by Tom Johnson
I think Tin Machine was unfairly dismissed.
Consisting of two studio albums and this live disc, and featuring David Bowie and guitar-genius Reeves Gabrels (who would accompany Bowie in his solo works through the 1990s), Tin Machine’s output was slammed for being woefully out of touch at the time they were released. Too rough, too angular and quirky, the mainstream music world just wasn’t ready for this sound.
Had it been 5 years later that the self-titled first TM album was released, it might very well have been a success. Up against the sound du jour, big hair metal, Tin Machine sounded distinctly different, odd even, and even Bowie’s fans had a hard time swallowing this one.
The stripped down, raw, back-to-basics approach Tin Machine took just didn’t have a niche to fill at the time, and it’s surprising that Tin Machine II even saw the light of day. How this live album was released is a complete mystery: I’m not sure who they thought this was going to appeal to, but as one of the few admitted fans of the band, I’m glad it was at least released, even if it did go quickly out of print.
To prove just how few people were interested in this, the used copy I snagged appeared to be virtually unused — no significant scuffs on the case (not even shelf-wear), nothing on the disc, and the artwork is in mint condition minus a corner having been cut from the booklet.
Latest posts by Tom Johnson (see all)
- King Crimson’s Larks’ Tongues in Aspic came alive again with masterful remaster - March 23, 2015

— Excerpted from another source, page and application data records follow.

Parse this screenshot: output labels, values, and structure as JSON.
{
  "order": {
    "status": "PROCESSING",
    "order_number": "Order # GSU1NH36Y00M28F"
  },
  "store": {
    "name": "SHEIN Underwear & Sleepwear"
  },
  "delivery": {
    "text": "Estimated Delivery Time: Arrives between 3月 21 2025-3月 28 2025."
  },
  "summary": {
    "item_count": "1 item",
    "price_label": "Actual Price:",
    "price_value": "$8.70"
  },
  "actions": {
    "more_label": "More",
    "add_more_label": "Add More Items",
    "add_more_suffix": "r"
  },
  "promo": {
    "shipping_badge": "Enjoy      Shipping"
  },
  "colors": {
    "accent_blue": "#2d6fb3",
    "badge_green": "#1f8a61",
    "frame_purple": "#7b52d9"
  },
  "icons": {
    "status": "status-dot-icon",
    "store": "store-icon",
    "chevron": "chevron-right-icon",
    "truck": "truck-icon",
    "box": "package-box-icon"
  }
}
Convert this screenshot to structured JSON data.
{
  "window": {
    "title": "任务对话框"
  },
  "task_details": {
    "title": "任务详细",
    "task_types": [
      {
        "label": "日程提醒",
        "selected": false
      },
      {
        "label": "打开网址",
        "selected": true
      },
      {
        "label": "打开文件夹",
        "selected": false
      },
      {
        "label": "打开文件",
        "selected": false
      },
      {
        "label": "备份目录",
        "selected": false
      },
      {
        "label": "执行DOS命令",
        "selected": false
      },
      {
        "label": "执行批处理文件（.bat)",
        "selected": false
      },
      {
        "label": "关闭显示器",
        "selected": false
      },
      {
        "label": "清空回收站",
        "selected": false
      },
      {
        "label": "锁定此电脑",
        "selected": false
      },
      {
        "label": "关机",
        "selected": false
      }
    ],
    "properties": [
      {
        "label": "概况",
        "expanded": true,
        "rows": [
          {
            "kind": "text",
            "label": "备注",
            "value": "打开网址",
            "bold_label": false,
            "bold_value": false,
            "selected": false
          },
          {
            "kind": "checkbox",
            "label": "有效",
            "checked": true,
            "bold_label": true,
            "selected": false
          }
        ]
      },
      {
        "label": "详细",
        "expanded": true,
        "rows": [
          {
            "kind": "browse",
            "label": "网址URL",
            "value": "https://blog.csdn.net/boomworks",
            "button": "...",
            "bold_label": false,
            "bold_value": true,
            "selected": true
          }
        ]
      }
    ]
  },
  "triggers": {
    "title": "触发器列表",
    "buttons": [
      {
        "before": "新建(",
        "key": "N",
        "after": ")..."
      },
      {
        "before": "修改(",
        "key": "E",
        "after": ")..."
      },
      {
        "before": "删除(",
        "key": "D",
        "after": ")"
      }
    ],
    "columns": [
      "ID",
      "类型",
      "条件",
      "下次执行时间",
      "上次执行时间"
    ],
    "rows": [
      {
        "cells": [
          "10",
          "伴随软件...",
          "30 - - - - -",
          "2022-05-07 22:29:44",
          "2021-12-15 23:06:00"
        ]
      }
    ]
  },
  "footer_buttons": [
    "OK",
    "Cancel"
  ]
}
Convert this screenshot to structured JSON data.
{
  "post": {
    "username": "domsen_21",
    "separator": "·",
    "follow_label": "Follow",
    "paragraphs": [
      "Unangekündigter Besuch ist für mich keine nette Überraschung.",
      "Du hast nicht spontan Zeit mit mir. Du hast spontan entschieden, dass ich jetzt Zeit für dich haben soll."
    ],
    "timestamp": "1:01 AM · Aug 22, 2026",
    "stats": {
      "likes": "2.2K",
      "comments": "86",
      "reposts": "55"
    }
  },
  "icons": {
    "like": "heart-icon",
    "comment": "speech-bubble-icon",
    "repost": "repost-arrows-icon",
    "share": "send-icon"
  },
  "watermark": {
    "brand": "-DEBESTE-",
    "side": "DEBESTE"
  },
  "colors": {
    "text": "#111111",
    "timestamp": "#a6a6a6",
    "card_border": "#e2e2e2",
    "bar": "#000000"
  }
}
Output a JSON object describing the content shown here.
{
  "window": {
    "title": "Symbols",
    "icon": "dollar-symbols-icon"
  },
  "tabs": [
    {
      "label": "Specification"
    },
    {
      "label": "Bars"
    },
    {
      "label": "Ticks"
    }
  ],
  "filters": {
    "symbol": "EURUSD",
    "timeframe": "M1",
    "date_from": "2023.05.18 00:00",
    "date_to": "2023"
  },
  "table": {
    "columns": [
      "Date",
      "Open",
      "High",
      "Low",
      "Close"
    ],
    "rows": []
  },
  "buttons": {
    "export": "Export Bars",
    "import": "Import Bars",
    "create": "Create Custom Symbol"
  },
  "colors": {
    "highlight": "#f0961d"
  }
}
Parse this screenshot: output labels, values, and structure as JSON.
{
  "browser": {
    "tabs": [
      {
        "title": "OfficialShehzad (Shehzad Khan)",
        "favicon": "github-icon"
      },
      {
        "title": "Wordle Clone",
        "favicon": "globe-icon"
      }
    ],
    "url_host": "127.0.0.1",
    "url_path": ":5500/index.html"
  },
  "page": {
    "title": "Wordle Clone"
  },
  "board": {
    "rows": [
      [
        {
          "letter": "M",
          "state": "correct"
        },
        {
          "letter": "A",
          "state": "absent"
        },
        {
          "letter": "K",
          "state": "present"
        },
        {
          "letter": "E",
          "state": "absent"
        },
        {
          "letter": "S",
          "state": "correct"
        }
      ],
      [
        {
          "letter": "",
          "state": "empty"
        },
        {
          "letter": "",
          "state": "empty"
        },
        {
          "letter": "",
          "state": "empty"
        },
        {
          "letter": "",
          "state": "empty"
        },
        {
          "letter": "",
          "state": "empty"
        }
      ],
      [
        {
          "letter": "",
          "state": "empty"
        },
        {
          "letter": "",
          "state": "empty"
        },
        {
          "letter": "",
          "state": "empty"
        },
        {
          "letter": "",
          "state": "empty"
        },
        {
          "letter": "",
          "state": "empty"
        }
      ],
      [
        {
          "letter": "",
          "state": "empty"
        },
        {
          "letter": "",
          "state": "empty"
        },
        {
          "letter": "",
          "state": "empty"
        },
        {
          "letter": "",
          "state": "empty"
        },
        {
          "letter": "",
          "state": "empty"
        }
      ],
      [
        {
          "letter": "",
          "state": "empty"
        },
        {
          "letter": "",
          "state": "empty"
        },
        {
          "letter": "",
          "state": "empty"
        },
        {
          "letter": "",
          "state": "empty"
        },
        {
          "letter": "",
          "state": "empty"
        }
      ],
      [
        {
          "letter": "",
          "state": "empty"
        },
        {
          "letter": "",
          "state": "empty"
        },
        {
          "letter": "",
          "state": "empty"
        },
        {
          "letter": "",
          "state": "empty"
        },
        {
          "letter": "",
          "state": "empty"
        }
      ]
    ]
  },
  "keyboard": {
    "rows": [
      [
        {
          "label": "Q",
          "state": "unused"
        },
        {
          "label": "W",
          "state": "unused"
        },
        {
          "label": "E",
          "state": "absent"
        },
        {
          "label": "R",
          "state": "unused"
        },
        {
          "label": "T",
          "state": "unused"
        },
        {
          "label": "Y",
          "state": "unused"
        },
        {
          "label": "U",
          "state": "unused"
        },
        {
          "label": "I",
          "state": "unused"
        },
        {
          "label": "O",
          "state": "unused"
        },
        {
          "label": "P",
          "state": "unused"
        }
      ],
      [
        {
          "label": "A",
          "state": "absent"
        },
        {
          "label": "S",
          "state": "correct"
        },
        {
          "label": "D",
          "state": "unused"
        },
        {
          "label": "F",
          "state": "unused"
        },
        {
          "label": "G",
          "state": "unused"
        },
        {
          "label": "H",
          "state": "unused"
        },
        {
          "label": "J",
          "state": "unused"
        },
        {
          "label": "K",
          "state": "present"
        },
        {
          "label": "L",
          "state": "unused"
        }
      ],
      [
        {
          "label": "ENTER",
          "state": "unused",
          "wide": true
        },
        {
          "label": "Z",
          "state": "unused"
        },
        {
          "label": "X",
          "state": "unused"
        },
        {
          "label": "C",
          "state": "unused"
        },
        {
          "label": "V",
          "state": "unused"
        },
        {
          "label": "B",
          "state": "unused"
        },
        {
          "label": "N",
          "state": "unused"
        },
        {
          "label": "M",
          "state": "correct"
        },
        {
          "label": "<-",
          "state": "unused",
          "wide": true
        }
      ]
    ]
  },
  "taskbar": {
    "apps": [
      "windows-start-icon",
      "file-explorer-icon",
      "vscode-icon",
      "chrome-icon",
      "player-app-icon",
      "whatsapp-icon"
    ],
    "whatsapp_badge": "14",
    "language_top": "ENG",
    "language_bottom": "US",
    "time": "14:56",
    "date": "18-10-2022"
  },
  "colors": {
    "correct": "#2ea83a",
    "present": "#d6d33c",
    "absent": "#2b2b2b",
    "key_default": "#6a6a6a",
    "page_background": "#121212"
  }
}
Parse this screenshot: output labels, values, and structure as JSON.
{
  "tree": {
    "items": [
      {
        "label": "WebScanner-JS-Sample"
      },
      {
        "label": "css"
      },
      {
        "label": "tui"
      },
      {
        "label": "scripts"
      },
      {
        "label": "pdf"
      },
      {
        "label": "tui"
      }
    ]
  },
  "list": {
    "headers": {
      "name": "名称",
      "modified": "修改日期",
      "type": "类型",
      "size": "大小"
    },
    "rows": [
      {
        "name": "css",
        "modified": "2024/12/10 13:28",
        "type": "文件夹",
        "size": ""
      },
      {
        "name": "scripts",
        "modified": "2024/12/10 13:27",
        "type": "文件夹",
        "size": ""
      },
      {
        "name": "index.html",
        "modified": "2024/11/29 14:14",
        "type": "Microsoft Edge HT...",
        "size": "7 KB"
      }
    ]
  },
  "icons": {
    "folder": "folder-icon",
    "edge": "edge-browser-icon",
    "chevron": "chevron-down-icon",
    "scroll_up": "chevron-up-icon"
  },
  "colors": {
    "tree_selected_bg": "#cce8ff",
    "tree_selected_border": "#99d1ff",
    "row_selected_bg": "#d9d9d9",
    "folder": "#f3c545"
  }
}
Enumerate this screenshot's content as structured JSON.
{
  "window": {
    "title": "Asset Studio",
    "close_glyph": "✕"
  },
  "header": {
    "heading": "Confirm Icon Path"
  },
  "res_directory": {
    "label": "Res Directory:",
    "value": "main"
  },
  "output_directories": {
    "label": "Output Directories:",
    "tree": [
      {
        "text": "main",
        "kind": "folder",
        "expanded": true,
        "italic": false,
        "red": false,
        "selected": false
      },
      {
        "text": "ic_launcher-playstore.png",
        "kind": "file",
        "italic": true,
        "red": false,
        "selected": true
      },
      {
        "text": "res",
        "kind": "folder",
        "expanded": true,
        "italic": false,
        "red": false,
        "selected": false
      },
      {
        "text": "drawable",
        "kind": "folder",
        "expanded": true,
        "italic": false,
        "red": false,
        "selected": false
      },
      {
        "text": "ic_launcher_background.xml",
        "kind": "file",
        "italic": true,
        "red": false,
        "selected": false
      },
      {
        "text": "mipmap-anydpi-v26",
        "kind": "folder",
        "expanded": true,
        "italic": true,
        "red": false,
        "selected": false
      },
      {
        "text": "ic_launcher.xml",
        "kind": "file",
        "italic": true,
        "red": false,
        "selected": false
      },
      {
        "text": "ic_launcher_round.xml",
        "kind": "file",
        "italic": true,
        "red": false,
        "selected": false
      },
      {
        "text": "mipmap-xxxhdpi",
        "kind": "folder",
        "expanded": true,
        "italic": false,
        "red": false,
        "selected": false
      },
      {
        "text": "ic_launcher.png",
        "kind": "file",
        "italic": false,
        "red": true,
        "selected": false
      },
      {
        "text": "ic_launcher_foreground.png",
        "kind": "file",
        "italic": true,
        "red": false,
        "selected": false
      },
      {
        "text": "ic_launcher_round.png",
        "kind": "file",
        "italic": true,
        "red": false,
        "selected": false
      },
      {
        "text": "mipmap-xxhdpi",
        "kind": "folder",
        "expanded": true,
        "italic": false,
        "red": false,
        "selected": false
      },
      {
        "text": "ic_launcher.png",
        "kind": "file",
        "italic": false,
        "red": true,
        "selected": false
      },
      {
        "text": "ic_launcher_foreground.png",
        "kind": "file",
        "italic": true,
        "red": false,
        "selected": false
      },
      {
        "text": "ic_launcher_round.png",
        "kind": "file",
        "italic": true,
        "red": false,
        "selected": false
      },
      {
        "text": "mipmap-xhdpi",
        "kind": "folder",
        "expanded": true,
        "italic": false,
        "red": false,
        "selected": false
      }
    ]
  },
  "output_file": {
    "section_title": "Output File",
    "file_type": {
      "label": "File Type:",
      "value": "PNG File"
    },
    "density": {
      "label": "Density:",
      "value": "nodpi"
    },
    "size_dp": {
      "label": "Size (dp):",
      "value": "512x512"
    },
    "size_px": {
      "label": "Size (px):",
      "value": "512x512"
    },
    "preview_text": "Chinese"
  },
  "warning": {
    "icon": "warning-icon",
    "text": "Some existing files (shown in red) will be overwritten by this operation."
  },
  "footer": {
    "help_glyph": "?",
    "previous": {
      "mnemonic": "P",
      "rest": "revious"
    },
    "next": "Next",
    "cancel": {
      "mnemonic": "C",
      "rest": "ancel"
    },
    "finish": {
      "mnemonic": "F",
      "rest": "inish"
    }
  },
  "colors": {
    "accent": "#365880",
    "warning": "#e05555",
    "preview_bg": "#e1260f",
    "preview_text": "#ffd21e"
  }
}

- With Power to Believe, King Crimson explored an unsettled post-9/11 landscape - March 4, 2015
- Fantomas – Delirium Cordia (2004): On Second Thought - January 27, 2015